by 5m Editor
10 May 2011, at 9:23am

CHINA - The latest scandal to be uncovered involves the feeding of a mineral powder to chickens to increase their weight at market.

Traders are believed to have filled nearly 1,000 live chickens with mineral powder to increase their weights in Chongqing, adding new spice to the country's list of food scandals.

The chickens were found in Southwest China's Chongqing municipality during a raid jointly conducted by the local administration for industry and commerce, the public security bureau and the local highway law enforcement authority. They were being transported from Guizhou province on early Sunday morning, according to an official source.

According to Tang Chuan, an official with the municipal administration for industry and commerce, local consumers told authorities that unknown substances had been found in the digestive tracts of live chickens bought from local markets and that they feared their health might be in danger.

Since 18 April, the administration has investigated several poultry markets, collecting samples for testing.

The samples taken from the chicken's intestines were found to contain a considerable amount of barium sulphate, commonly known as barite powder.

And there were 110mg of magnesium and 1.1mg of barium for each kilogram of the chickens that were tested.

On Saturday (6 April), law enforcement officers stopped two trucks carrying suspected chickens at the toll stations of the Chongqing-Guizhou highway. The officers noticed that the chickens' crops were abnormally plump and asked the drivers to hand over several of the chickens for testing, the report said.

The tests revealed grey powder in the birds' crops.

The owners of the livestock confessed to the inspectors that each of the birds had been fed from 300 to 400 grams of barite powder. The chickens had been purchased from Zunyi, a city in Guizhou province.

The chickens were seized, and the case is under further investigation.

Barite powder is mostly used to add weight to oil drilling mud, to deflect X-rays in medical science, as a material in the brakes of vehicles and in high-quality paints.

Regular reports of incidents involving food safety have caused much concern for the Chinese. While China is working on its largest crackdown on food safety hazards, the country's food safety authority is also making efforts to better inform the public about food safety.

Before working in the food industry, a person must be trained for a such job, said the executive office of the food safety commission under the State Council, China's Cabinet, in a five-year plan (2011-2015) guiding the country's work to teach the public about food safety.
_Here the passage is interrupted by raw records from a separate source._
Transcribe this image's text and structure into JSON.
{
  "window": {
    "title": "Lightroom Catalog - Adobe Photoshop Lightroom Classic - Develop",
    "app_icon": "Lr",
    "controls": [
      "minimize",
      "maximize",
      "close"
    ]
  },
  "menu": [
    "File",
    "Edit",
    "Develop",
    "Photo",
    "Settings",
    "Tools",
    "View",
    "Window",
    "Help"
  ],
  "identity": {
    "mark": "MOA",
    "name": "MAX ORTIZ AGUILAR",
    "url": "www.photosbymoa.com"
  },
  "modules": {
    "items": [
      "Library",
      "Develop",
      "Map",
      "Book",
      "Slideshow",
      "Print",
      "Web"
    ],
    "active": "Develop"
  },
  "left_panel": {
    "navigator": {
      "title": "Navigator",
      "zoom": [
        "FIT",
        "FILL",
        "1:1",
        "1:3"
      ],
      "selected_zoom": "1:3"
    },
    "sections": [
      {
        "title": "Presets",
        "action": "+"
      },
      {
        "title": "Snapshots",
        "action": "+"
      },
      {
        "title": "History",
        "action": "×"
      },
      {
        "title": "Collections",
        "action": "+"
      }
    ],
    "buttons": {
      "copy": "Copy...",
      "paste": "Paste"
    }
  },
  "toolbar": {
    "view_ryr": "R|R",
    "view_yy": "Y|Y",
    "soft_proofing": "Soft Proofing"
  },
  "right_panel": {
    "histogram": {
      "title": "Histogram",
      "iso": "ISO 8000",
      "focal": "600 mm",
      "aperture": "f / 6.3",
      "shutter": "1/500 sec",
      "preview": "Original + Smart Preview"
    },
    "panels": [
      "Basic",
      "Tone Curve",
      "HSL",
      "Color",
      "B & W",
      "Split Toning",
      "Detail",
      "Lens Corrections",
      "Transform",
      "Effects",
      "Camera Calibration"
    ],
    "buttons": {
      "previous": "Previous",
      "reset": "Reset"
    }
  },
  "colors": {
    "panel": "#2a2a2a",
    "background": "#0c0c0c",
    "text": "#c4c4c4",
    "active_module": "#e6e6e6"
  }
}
Employers and main employees are being asked to undergo intensive training. They should take no fewer than 40 hours a year of classes on the laws, regulations and ethics pertaining to food safety, according to the plan. Food safety inspectors are also required to undergo professional training for no fewer than 40 hours a year.

Food safety experts welcomed the program but doubted it could be implemented.

Sang Liwei, a food-safety lawyer in Beijing and a representative of the Global Food Safety Forum, a non-governmental organisation, explained: "Who will be responsible for calculating the time spent in the training?

"What happens if businesses find it's costly to invite experts and to provide training during work times?"

Mr Sang further suggested that giving timely warnings about food safety is as important as spreading information about food safety.

He added: "Local food safety committees can cooperate with mobile-phone services to promulgate warnings about food safety. Customers can then avoid eating questionable foods."